* _Work order_: An exact, complete copy of the entries is needed, with the pictures left out.

Dataset rows describing interfaces
----

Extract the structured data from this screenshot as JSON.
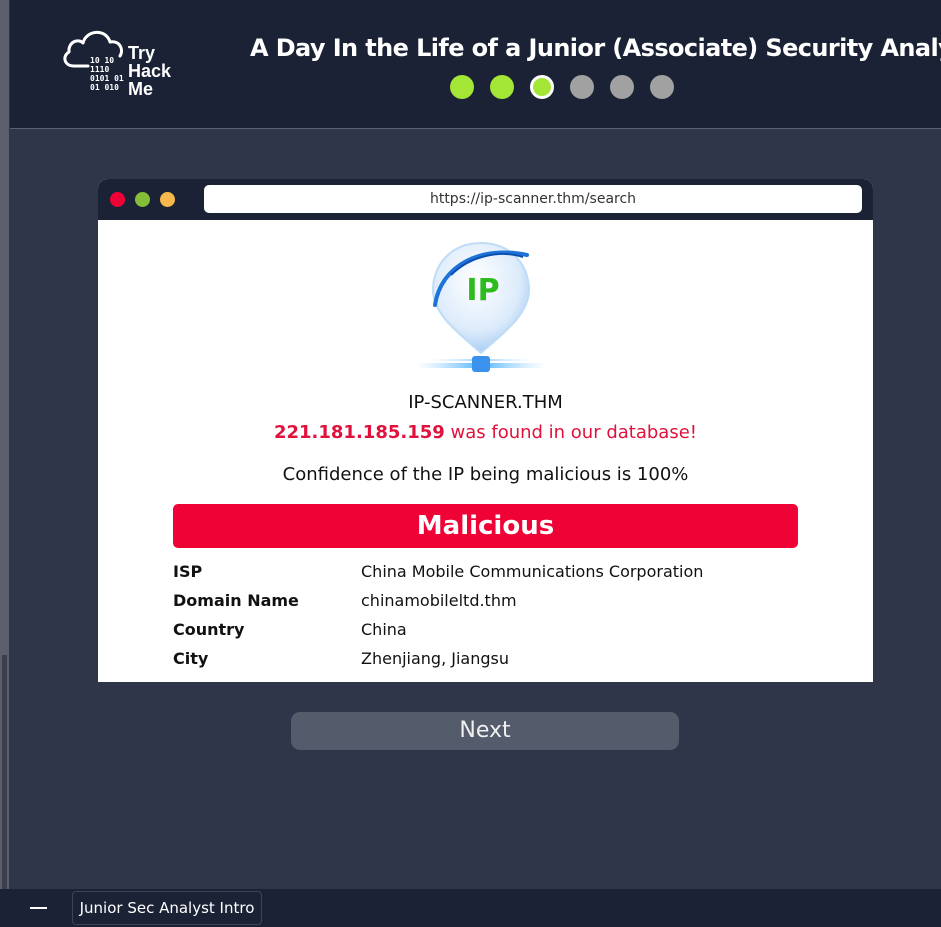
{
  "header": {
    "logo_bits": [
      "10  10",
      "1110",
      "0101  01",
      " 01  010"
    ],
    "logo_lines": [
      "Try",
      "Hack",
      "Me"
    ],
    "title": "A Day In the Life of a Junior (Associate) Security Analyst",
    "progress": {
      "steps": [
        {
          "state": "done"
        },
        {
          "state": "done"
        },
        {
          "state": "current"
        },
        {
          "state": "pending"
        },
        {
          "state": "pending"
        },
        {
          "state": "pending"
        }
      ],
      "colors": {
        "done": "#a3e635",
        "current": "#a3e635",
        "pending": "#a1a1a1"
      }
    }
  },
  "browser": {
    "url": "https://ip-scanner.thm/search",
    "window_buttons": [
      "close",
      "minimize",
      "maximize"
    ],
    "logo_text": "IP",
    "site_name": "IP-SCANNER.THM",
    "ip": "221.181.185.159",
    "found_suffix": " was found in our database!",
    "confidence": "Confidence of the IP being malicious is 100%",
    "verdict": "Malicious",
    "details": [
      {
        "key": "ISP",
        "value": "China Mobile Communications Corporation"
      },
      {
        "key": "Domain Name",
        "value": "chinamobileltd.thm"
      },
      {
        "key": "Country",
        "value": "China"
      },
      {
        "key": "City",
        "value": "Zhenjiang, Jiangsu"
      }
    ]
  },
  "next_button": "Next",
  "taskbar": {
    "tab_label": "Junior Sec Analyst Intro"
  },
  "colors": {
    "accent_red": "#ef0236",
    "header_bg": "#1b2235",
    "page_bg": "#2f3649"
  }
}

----

* _Result_:
Extract the structured data from this screenshot as JSON.
{
  "header": {
    "logo_bits": [
      "10  10",
      "1110",
      "0101  01",
      " 01  010"
    ],
    "logo_lines": [
      "Try",
      "Hack",
      "Me"
    ],
    "title": "A Day In the Life of a Junior (Associate) Security Analyst",
    "progress": {
      "steps": [
        {
          "state": "done"
        },
        {
          "state": "done"
        },
        {
          "state": "current"
        },
        {
          "state": "pending"
        },
        {
          "state": "pending"
        },
        {
          "state": "pending"
        }
      ],
      "colors": {
        "done": "#a3e635",
        "current": "#a3e635",
        "pending": "#a1a1a1"
      }
    }
  },
  "browser": {
    "url": "https://ip-scanner.thm/search",
    "window_buttons": [
      "close",
      "minimize",
      "maximize"
    ],
    "logo_text": "IP",
    "site_name": "IP-SCANNER.THM",
    "ip": "221.181.185.159",
    "found_suffix": " was found in our database!",
    "confidence": "Confidence of the IP being malicious is 100%",
    "verdict": "Malicious",
    "details": [
      {
        "key": "ISP",
        "value": "China Mobile Communications Corporation"
      },
      {
        "key": "Domain Name",
        "value": "chinamobileltd.thm"
      },
      {
        "key": "Country",
        "value": "China"
      },
      {
        "key": "City",
        "value": "Zhenjiang, Jiangsu"
      }
    ]
  },
  "next_button": "Next",
  "taskbar": {
    "tab_label": "Junior Sec Analyst Intro"
  },
  "colors": {
    "accent_red": "#ef0236",
    "header_bg": "#1b2235",
    "page_bg": "#2f3649"
  }
}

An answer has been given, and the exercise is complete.